• WHAT IS EXPECTED:
In the data, find the word "title" and copy out every line that has it.

(Dataset rows for apps and sites)
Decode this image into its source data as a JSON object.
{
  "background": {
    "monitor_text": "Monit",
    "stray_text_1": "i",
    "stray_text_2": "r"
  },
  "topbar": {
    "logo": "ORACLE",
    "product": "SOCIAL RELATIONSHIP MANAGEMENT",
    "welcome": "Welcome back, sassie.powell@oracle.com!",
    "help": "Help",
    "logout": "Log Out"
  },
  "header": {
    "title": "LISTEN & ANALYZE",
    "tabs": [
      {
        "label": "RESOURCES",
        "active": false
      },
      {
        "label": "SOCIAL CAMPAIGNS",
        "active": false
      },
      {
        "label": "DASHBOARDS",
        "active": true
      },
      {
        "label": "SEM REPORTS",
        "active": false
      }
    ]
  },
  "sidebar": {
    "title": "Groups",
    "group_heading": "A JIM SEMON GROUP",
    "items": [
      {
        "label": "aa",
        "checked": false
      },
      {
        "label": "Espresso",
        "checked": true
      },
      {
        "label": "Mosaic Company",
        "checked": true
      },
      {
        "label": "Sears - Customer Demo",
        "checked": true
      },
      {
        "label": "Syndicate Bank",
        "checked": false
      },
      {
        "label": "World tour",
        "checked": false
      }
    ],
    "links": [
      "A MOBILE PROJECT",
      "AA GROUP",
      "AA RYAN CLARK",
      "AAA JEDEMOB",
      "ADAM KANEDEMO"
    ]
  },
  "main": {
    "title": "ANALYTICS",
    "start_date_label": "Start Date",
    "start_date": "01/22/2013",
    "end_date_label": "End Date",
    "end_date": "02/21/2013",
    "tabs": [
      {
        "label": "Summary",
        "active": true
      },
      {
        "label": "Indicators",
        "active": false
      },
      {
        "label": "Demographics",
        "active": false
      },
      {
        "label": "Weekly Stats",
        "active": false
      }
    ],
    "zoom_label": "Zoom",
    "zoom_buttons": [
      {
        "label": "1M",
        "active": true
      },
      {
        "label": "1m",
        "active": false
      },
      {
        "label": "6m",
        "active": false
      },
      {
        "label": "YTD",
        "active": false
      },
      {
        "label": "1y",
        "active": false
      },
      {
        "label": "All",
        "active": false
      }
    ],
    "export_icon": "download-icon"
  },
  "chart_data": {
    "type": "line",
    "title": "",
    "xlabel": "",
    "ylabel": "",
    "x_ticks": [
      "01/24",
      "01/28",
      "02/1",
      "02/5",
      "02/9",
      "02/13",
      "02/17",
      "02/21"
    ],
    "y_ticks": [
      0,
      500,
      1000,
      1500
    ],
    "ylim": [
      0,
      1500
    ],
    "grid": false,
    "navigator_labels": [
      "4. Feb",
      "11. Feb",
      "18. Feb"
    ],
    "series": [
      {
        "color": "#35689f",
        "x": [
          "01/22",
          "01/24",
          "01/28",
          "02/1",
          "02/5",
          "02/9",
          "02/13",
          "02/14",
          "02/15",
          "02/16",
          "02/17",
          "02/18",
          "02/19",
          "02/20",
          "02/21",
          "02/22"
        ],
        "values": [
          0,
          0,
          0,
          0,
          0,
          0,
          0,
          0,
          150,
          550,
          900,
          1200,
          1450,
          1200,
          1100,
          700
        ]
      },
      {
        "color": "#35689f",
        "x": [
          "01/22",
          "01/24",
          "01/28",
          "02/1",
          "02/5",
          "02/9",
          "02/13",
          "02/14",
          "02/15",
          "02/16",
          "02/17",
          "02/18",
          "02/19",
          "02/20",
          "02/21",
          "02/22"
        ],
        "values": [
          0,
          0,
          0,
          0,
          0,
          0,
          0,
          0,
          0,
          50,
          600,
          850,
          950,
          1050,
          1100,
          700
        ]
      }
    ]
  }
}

• YOUR RESPONSE:
    "title": "LISTEN & ANALYZE",
    "title": "Groups",
    "title": "ANALYTICS",
    "title": "",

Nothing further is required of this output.